Foreign trade discussions in the cattle business have picked up steam in the past couple of years. On the crop side, the US exports almost half of all its US production of soybeans and wheat along with about 20% of the US corn production. By comparison, The US Meat Export Federation (USMEF) cites 14.6% of total beef production was exported in 2018. The same USMEF report tells us that $323/hd. of fed slaughter value is attributed to trade. Trade at its core helps strengthen demand and facilitate specialization. Additionally, it provides an additional outlet for our increased commercial beef production. Moving forward, favorable trade agreements should help support prices. Japan plays an important role as a destination for US beef and appears to be a vital market moving forward.

The history of US beef in Japan is certainly intriguing. As a country that relied heavily on rice and fish, meat consumption did not take off until the late 70’s. Since that point, the relationship has flourished and yet had to overcome some obstacles along the way. In the early 90’s Japan shifted away from its import quota strategy which limited the amount of beef that could be imported and began to utilize a tariff system where the product that was imported would be taxed. This opened the market for more US beef and as the graph below shows, coincided with significant growth in the market. The obvious hitch in the relationship is illustrated in the massive reduction of beef exports in 2004 as a result of bovine spongiform encephalopathy (BSE) being identified in the US. Japan soon banned US imported beef. Since then, the access to the market has been recovering as cattle age restrictions have been relieved in stages. There was concern over the US pulling out of the Trans-Pacific Partnership (TPP) a couple years ago, but recently the positive news revolves around the US and Japan reaching an agreement to lower tariffs on US ag products including beef. 

One of the important components to understanding the headlines and interpreting their impact on the markets is knowing who we have significant trade relationships with. The following table shows several of our most important trade partners for beef. Note the importance of Japan along with others in this beef trade relationship. Certainly, there are important emerging prospects (China for instance) where there is a tremendous opportunity to add to our export markets. Trade is and has been vital to expanding the demand for US beef and will continue to be a necessity for supporting US beef producers and the prices they receive.

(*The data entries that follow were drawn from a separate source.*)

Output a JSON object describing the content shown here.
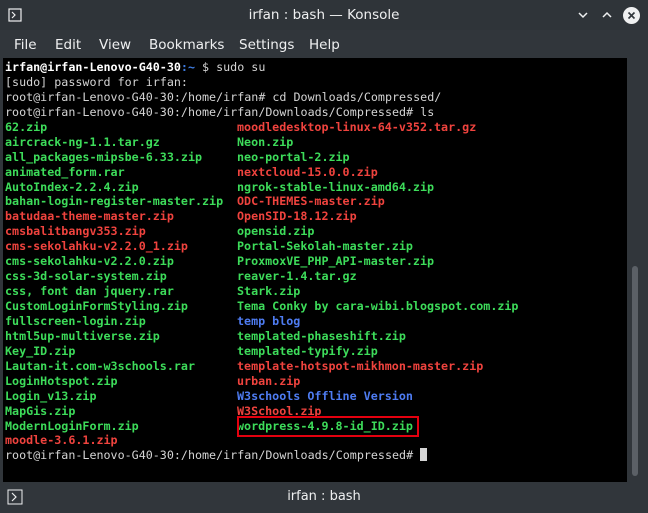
{
  "window": {
    "title": "irfan : bash — Konsole"
  },
  "menu": [
    "File",
    "Edit",
    "View",
    "Bookmarks",
    "Settings",
    "Help"
  ],
  "terminal": {
    "prompt1": {
      "user": "irfan@irfan-Lenovo-G40-30",
      "path": ":~",
      "command": " $ sudo su"
    },
    "sudo_prompt": "[sudo] password for irfan:",
    "cmd_cd": "root@irfan-Lenovo-G40-30:/home/irfan# cd Downloads/Compressed/",
    "cmd_ls": "root@irfan-Lenovo-G40-30:/home/irfan/Downloads/Compressed# ls",
    "files_left": [
      {
        "name": "62.zip",
        "color": "green"
      },
      {
        "name": "aircrack-ng-1.1.tar.gz",
        "color": "green"
      },
      {
        "name": "all_packages-mipsbe-6.33.zip",
        "color": "green"
      },
      {
        "name": "animated_form.rar",
        "color": "green"
      },
      {
        "name": "AutoIndex-2.2.4.zip",
        "color": "green"
      },
      {
        "name": "bahan-login-register-master.zip",
        "color": "green"
      },
      {
        "name": "batudaa-theme-master.zip",
        "color": "red"
      },
      {
        "name": "cmsbalitbangv353.zip",
        "color": "red"
      },
      {
        "name": "cms-sekolahku-v2.2.0_1.zip",
        "color": "red"
      },
      {
        "name": "cms-sekolahku-v2.2.0.zip",
        "color": "green"
      },
      {
        "name": "css-3d-solar-system.zip",
        "color": "green"
      },
      {
        "name": "css, font dan jquery.rar",
        "color": "green"
      },
      {
        "name": "CustomLoginFormStyling.zip",
        "color": "green"
      },
      {
        "name": "fullscreen-login.zip",
        "color": "green"
      },
      {
        "name": "html5up-multiverse.zip",
        "color": "green"
      },
      {
        "name": "Key_ID.zip",
        "color": "green"
      },
      {
        "name": "Lautan-it.com-w3schools.rar",
        "color": "green"
      },
      {
        "name": "LoginHotspot.zip",
        "color": "green"
      },
      {
        "name": "Login_v13.zip",
        "color": "green"
      },
      {
        "name": "MapGis.zip",
        "color": "green"
      },
      {
        "name": "ModernLoginForm.zip",
        "color": "green"
      },
      {
        "name": "moodle-3.6.1.zip",
        "color": "red"
      }
    ],
    "files_right": [
      {
        "name": "moodledesktop-linux-64-v352.tar.gz",
        "color": "red"
      },
      {
        "name": "Neon.zip",
        "color": "green"
      },
      {
        "name": "neo-portal-2.zip",
        "color": "green"
      },
      {
        "name": "nextcloud-15.0.0.zip",
        "color": "red"
      },
      {
        "name": "ngrok-stable-linux-amd64.zip",
        "color": "green"
      },
      {
        "name": "ODC-THEMES-master.zip",
        "color": "red"
      },
      {
        "name": "OpenSID-18.12.zip",
        "color": "red"
      },
      {
        "name": "opensid.zip",
        "color": "green"
      },
      {
        "name": "Portal-Sekolah-master.zip",
        "color": "green"
      },
      {
        "name": "ProxmoxVE_PHP_API-master.zip",
        "color": "green"
      },
      {
        "name": "reaver-1.4.tar.gz",
        "color": "green"
      },
      {
        "name": "Stark.zip",
        "color": "green"
      },
      {
        "name": "Tema Conky by cara-wibi.blogspot.com.zip",
        "color": "green"
      },
      {
        "name": "temp blog",
        "color": "blue"
      },
      {
        "name": "templated-phaseshift.zip",
        "color": "green"
      },
      {
        "name": "templated-typify.zip",
        "color": "green"
      },
      {
        "name": "template-hotspot-mikhmon-master.zip",
        "color": "red"
      },
      {
        "name": "urban.zip",
        "color": "red"
      },
      {
        "name": "W3schools Offline Version",
        "color": "blue"
      },
      {
        "name": "W3School.zip",
        "color": "red"
      },
      {
        "name": "wordpress-4.9.8-id_ID.zip",
        "color": "green",
        "highlighted": true
      },
      {
        "name": "",
        "color": "green"
      }
    ],
    "final_prompt": "root@irfan-Lenovo-G40-30:/home/irfan/Downloads/Compressed# "
  },
  "tab": {
    "label": "irfan : bash"
  },
  "colors": {
    "green": "#3ddc5a",
    "red": "#f0433e",
    "blue": "#4e7cf2",
    "highlight_border": "#e4000f"
  }
}
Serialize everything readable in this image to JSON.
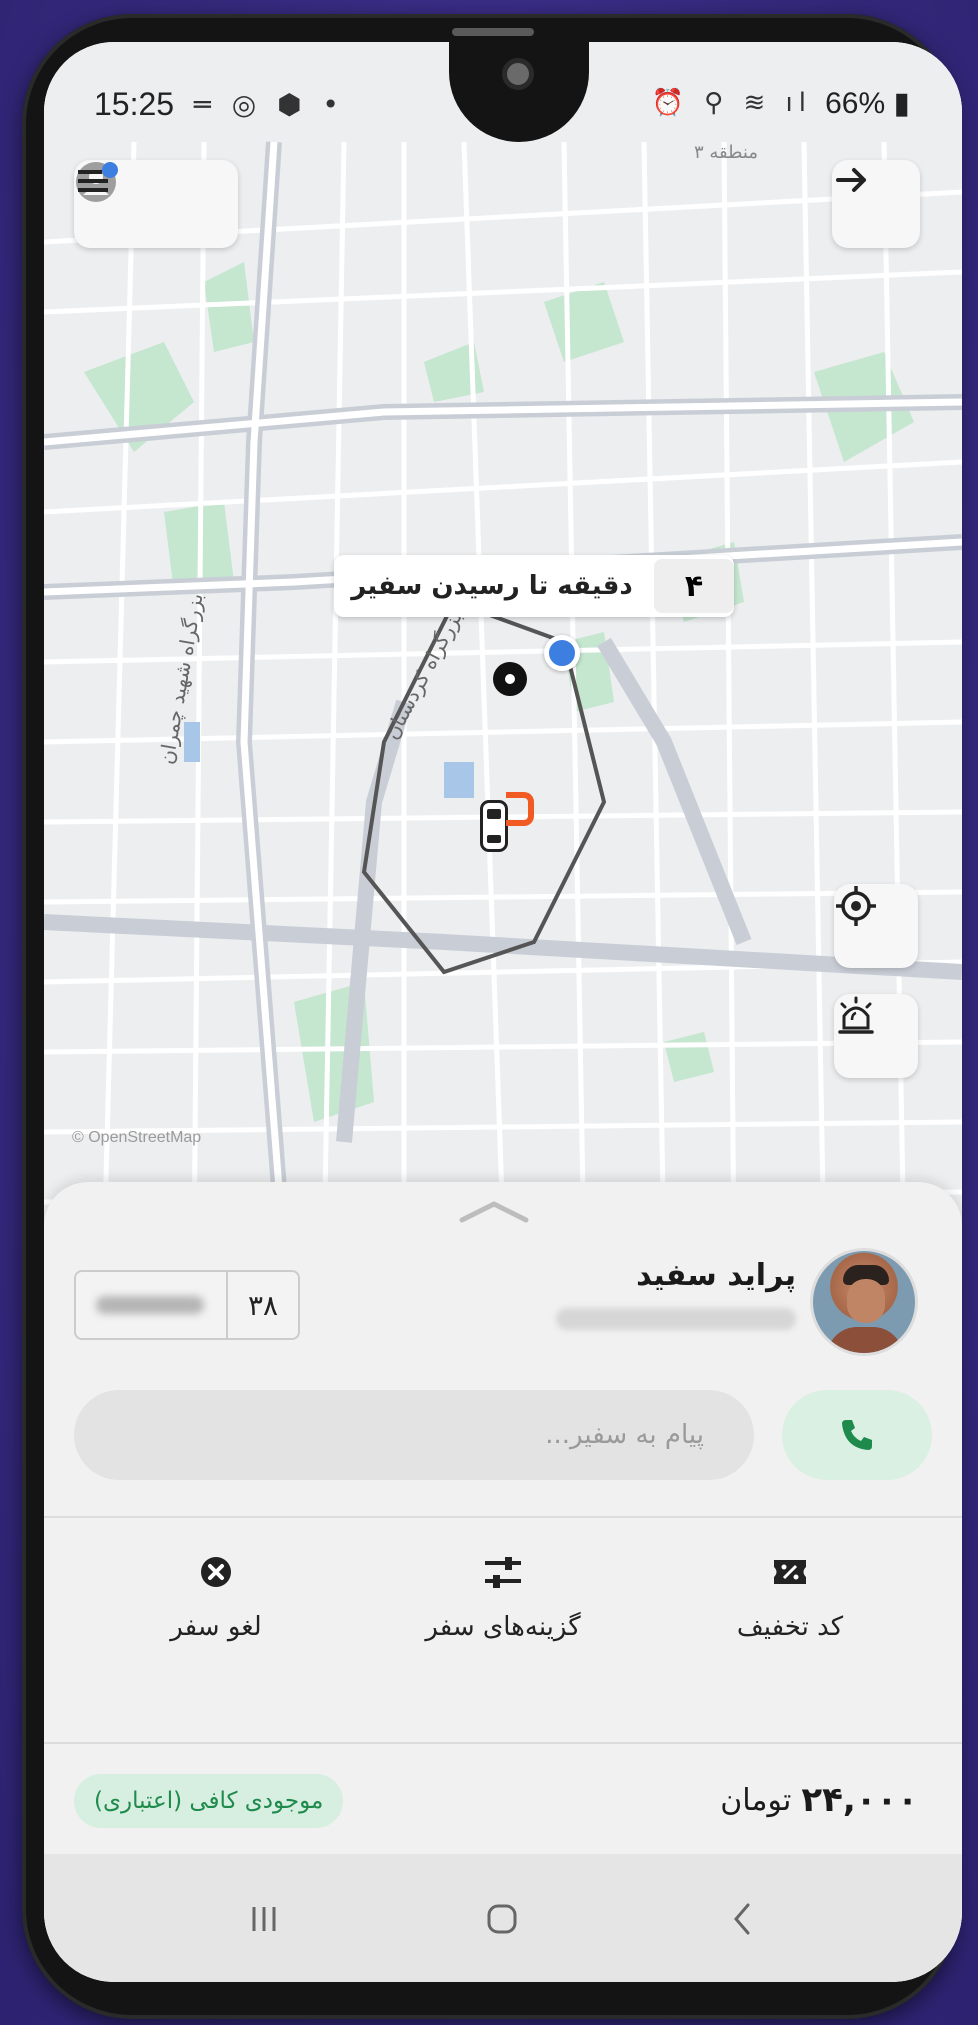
{
  "status_bar": {
    "time": "15:25",
    "battery": "66%"
  },
  "map": {
    "eta_minutes": "۴",
    "eta_text": "دقیقه تا رسیدن سفیر",
    "road_label_1": "بزرگراه شهید چمران",
    "road_label_2": "بزرگراه کردستان",
    "area_label": "منطقه ۳",
    "attribution": "© OpenStreetMap"
  },
  "driver": {
    "car_name": "پراید سفید",
    "plate_code": "۳۸"
  },
  "message": {
    "placeholder": "پیام به سفیر..."
  },
  "actions": [
    {
      "label": "کد تخفیف",
      "icon": "discount-ticket-icon"
    },
    {
      "label": "گزینه‌های سفر",
      "icon": "sliders-icon"
    },
    {
      "label": "لغو سفر",
      "icon": "cancel-circle-icon"
    }
  ],
  "trip": {
    "price_amount": "۲۴,۰۰۰",
    "price_unit": "تومان",
    "balance_badge": "موجودی کافی (اعتباری)"
  },
  "colors": {
    "brand_orange": "#f15a22",
    "accent_green": "#1e8a4c",
    "call_bg": "#daf0e3",
    "marker_blue": "#3d7fe0"
  }
}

Oklahoma State University, in compliance with Title VI and VII of the Civil Rights Act of 1964, Executive Order 11246 as amended, Title IX of the Education Amendments of 1972, Americans with Disabilities Act of 1990, and other federal laws and regulations, does not discriminate on the basis of race, color, national origin, sex, age, religion, disability, or status as a veteran in any of its policies, practices or procedures. This includes but is not limited to admissions, employment, financial aid, and educational services.  References within this publication to any specific commercial product, process, or service by trade name, trademark, service mark, manufacturer, or otherwise does not constitute or imply endorsement by Oklahoma Cooperative Extension Service.

Recommended for you